That approach is really effective here as so many of the horror elements within MADRES simply speak for themselves.
IE: Right!? It is true. And Ryan Zaragoza is not your typical horror fan either, so we really leaned into that.
GGJ Also, big props to Ryan for allowing there to be so much space for music. That’s not often the case with directors and scores and there was so much left for us to be able to have a real presence with our music.
IE: Yeah, even at the script stage he could like point out where it would be very music heavy. Even before they started to film, he already knew that this music box here would be a big, big part of the family. He already knew all of that.
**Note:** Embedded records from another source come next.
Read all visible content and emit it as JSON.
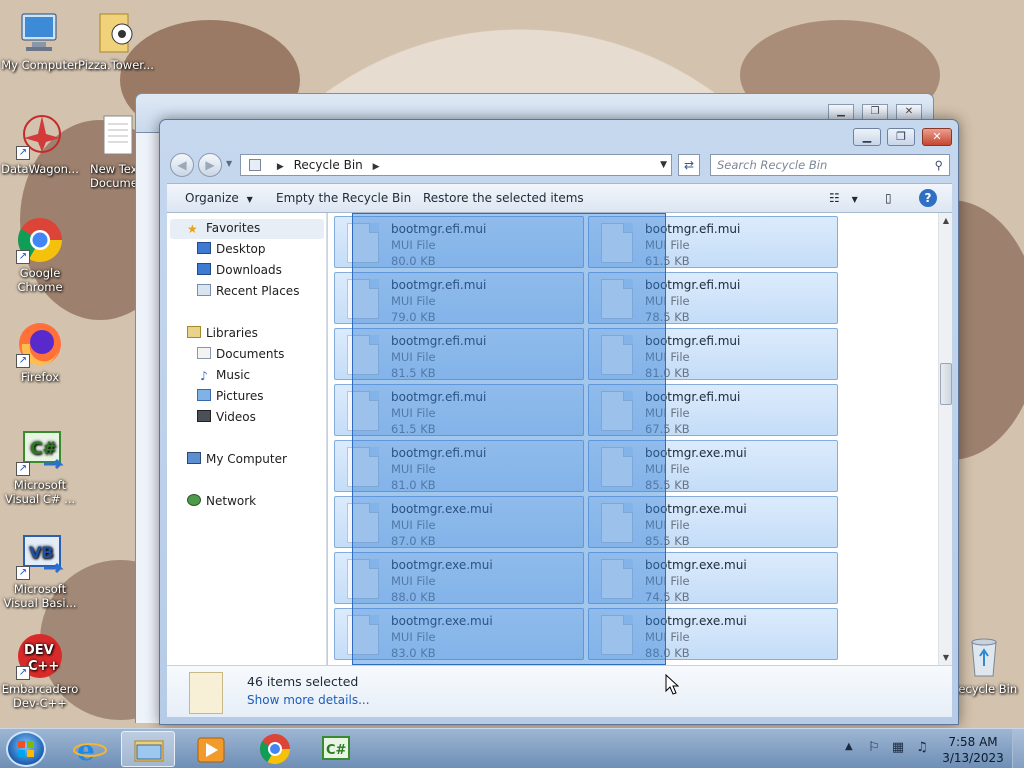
{
  "desktop": {
    "icons": [
      {
        "label": "My Computer",
        "icon": "computer-icon"
      },
      {
        "label": "Pizza.Tower...",
        "icon": "folder-icon"
      },
      {
        "label": "DataWagon...",
        "icon": "datawagon-icon"
      },
      {
        "label": "New Text Document",
        "icon": "text-document-icon"
      },
      {
        "label": "Google Chrome",
        "icon": "chrome-icon"
      },
      {
        "label": "Firefox",
        "icon": "firefox-icon"
      },
      {
        "label": "Microsoft Visual C# ...",
        "icon": "visual-csharp-icon"
      },
      {
        "label": "Microsoft Visual Basi...",
        "icon": "visual-basic-icon"
      },
      {
        "label": "Embarcadero Dev-C++",
        "icon": "dev-cpp-icon"
      },
      {
        "label": "Recycle Bin",
        "icon": "recycle-bin-icon"
      }
    ]
  },
  "window": {
    "address": {
      "location": "Recycle Bin"
    },
    "search": {
      "placeholder": "Search Recycle Bin"
    },
    "toolbar": {
      "organize": "Organize",
      "empty": "Empty the Recycle Bin",
      "restore": "Restore the selected items"
    },
    "nav": {
      "favorites": "Favorites",
      "favorites_items": [
        "Desktop",
        "Downloads",
        "Recent Places"
      ],
      "libraries": "Libraries",
      "libraries_items": [
        "Documents",
        "Music",
        "Pictures",
        "Videos"
      ],
      "computer": "My Computer",
      "network": "Network"
    },
    "files": [
      {
        "name": "bootmgr.efi.mui",
        "type": "MUI File",
        "size": "80.0 KB"
      },
      {
        "name": "bootmgr.efi.mui",
        "type": "MUI File",
        "size": "61.5 KB"
      },
      {
        "name": "bootmgr.efi.mui",
        "type": "MUI File",
        "size": "79.0 KB"
      },
      {
        "name": "bootmgr.efi.mui",
        "type": "MUI File",
        "size": "78.5 KB"
      },
      {
        "name": "bootmgr.efi.mui",
        "type": "MUI File",
        "size": "81.5 KB"
      },
      {
        "name": "bootmgr.efi.mui",
        "type": "MUI File",
        "size": "81.0 KB"
      },
      {
        "name": "bootmgr.efi.mui",
        "type": "MUI File",
        "size": "61.5 KB"
      },
      {
        "name": "bootmgr.efi.mui",
        "type": "MUI File",
        "size": "67.5 KB"
      },
      {
        "name": "bootmgr.efi.mui",
        "type": "MUI File",
        "size": "81.0 KB"
      },
      {
        "name": "bootmgr.exe.mui",
        "type": "MUI File",
        "size": "85.5 KB"
      },
      {
        "name": "bootmgr.exe.mui",
        "type": "MUI File",
        "size": "87.0 KB"
      },
      {
        "name": "bootmgr.exe.mui",
        "type": "MUI File",
        "size": "85.5 KB"
      },
      {
        "name": "bootmgr.exe.mui",
        "type": "MUI File",
        "size": "88.0 KB"
      },
      {
        "name": "bootmgr.exe.mui",
        "type": "MUI File",
        "size": "74.5 KB"
      },
      {
        "name": "bootmgr.exe.mui",
        "type": "MUI File",
        "size": "83.0 KB"
      },
      {
        "name": "bootmgr.exe.mui",
        "type": "MUI File",
        "size": "88.0 KB"
      }
    ],
    "details": {
      "selected_count": "46 items selected",
      "show_more": "Show more details..."
    }
  },
  "taskbar": {
    "apps": [
      "internet-explorer-icon",
      "windows-explorer-icon",
      "media-player-icon",
      "chrome-icon",
      "visual-csharp-icon"
    ],
    "clock": {
      "time": "7:58 AM",
      "date": "3/13/2023"
    }
  }
}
Seeing as you two often work as a duo, how did you two initially connect and what inspired you to collaborate on projects moving forward?
GGJ: We met at USC and we both got accepted the same year. They have a film scoring program and it was scoring for motion pictures and television. It’s very intimate, only about 20 people. We were always together in class and we had to present our scored scenes, our homework, to the class all the time. And, me and Isabelle, we were always just like, “Yours is my favorite.” [Laughs] We then worked on a student film together and we just really like working with each other. Then, after we graduated, we started working on everything together. It’s been a wonderful joy because it can be a very solitary career. So this way we’re constantly talking to each other, sending each other files, and working on each other’s stuff.
IE: And then another aspect is that we also compliment each other so well. We come from different directions musically. So when we meet, we have a broad palette to use, you know? I come from more of an experimental side and have a very broad background; from songwriting to jazz to pop music. And then I went into orchestral music. I love to create my own sound, create new sounds, think innovatively and you know, just try to do new things. And Gerardo, he is extremely good at melody. I always say that it’s better that he does the melody. [Laughs] So we kind of meet in the middle there, but we both do a little of everything throughout.
GGJ: Writing music for media, there can also often be a time limit aspect to it. So, we know each other, we have our strengths and our weakness, and in terms of efficiency, I can be like, “Oh, Isabelle, you should take this. You can definitely do this part really easily.” And vice-versa. Oftentimes we will both write material too. Or let’s say I just make a bunch of melodies and then Isabelle will take a part and say, “Oh, this would be perfect here.” Then she adapts and arranges it and makes whatever sounds she wants to make off of that. It’s very, very fun and it’s a great collaboration. We learn a lot from each other and I’m much better myself because I work with her.
MADRES is now streaming on Amazon Prime Video as part of the Welcome to the Blumhouse film series.